1. She comes from a ridiculously rich and powerful right wing family, which she disrupts effortlessly at every step with her presence as a lunatic fat girl, and her friendships with low-life freaks from all social strata. She's a spanner in the works. The Fremont's film hints at her damaged relationship with her mother and the repressive school to which she was sent, but it also shows her as someone with a healthy hatred of authority, and contempt for the world which spawned her and could not control her.

2. Berlin's weight has been up and down like crazy, and is a big part of her public identity. When it's up, she fully embodies her fatness. She's often naked in photographs and footage, and appears not to give a shit. She covers her breasts in paint in front of an audience and makes tit prints. She's cock-obsessed. Again, her fatness is a disruptive presence in a scene where skinny is prized. She also looks fucking great in clothes, the Fremonts show her prowling the streets with big bouffant hair, a grubby suede coat, and cigarettes. There's footage of her shooting up speed through her jeans, it's so lawless and punk! She looks like a big fat dyke in many photographs and she's down with that. You wonder if she even really cares about being fat, or if she's parroting those around her who make it seem as though it should matter.
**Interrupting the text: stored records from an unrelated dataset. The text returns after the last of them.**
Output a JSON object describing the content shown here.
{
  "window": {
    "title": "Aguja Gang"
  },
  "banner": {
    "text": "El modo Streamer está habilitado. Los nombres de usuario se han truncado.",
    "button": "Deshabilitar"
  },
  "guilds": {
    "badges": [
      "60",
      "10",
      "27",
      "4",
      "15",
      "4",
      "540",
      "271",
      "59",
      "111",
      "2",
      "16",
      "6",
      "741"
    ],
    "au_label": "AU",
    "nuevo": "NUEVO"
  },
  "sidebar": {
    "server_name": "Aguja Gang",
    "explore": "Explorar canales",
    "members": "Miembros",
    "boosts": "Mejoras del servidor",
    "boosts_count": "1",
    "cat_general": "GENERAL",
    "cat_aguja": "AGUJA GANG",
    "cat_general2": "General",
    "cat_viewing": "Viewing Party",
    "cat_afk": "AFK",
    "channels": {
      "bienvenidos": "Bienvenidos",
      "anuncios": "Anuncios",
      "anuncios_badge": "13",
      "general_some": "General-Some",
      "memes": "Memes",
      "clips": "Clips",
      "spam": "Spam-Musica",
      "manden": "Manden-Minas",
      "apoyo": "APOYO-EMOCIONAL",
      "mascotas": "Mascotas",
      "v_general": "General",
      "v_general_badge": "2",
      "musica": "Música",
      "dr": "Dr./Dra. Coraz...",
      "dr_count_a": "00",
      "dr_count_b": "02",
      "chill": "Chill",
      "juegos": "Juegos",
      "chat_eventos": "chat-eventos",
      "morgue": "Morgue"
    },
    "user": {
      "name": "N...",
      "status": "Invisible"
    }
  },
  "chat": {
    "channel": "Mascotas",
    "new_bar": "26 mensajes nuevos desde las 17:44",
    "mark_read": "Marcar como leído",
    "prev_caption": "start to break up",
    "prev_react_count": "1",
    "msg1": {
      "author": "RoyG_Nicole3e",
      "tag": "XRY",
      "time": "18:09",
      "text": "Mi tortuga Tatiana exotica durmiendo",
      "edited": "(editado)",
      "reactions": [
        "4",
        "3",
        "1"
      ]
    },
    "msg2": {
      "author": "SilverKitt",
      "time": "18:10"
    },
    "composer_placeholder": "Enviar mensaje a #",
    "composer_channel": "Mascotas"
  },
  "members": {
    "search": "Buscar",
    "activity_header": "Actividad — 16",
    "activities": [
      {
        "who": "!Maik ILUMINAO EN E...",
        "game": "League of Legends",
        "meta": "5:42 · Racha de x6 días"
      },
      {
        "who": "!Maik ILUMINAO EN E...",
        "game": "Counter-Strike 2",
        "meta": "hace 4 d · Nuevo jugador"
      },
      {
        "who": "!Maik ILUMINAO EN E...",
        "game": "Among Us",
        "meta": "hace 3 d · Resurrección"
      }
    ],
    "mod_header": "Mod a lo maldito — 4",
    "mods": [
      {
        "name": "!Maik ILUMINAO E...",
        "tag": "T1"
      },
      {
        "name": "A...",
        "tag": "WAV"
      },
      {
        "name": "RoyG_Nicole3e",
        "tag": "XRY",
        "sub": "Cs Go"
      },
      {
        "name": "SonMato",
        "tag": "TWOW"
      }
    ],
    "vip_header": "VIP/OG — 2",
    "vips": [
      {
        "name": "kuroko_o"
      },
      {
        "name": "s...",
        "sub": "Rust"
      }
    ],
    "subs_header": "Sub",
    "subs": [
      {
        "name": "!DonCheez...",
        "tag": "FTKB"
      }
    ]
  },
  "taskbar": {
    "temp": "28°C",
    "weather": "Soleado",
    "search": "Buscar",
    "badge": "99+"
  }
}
3. Part of her art is telling amazing stories, and this is something that makes me fall in love with anyone. In the documentary she recalls a typical day in her young and rich life, where she'd get the flying boat to Manhattan, check her apartment there to see that everything had been cleaned nicely, go and buy some sapphire cufflinks, fly home again whilst throwing the cufflinks out the plane's window into her swimming pool for her gay ex-window-dresser husband to find later on.

Another story concerns a performance she did in which she called up a rich acquaintance on a phone that was wired to speakers in front of an audience. She told the person that she needed him to wire her money for an abortion. The guy stumped up and she left the audience for 30 minutes whilst she went and picked up the cash, which she then brought back and showed off. Power, privilege and gender, it's all there.

4. The desire to clean up fat people, fix us, and make us perfect, functional citizens/pod people is really strong, even in alternative paradigms such as Health At Every Size (HAES). There is a lot of pressure on outspoken fat people to become poster folk for the movement, to refute fat hatred by embodying virtue. Berlin is someone who might benefit from a bit of HAES, but I wouldn't count on it. Instead, her complexity and – I hesitate to use the word – 'dysfunction' are integral to who she is, they are qualities, or just characteristics, they're not necessarily flaws. I really like people like this, they are good to bear in mind.


The Adipositivity Project said...

In her OCD's defense, those Steve's Authentic key lime pies are amazing. Next time you're in NYC we'll go out and have ourselves a Brigid Berlin experience. I think she lives in my 'hood, in fact.

Always thought this doc would make a good double feature with the Holly Near / Jennifer Jones (!) film Angel Angel Down We Go, aka Cult of the Damned. Best unintentional comedy ever. It's got something for everyone: fat, gluttony, sex, drugs, wealth, rebellion, Dad's-in-the-closet, Rock 'n Roll, Svengali-ism, and skydiving! Both required viewing.

Charlotte Cooper said...

Oh my god, that would be amazing.

I've never seen Angel Angel Down We Go. It sounds wild. Thanks for the tip.

Anonymous said...

She is so rich, and so drunk that she is totally dependent on other people she pays to do her work.

Charlotte Cooper said...

What's your point, Anonymous? Not a fan of the rich drunk?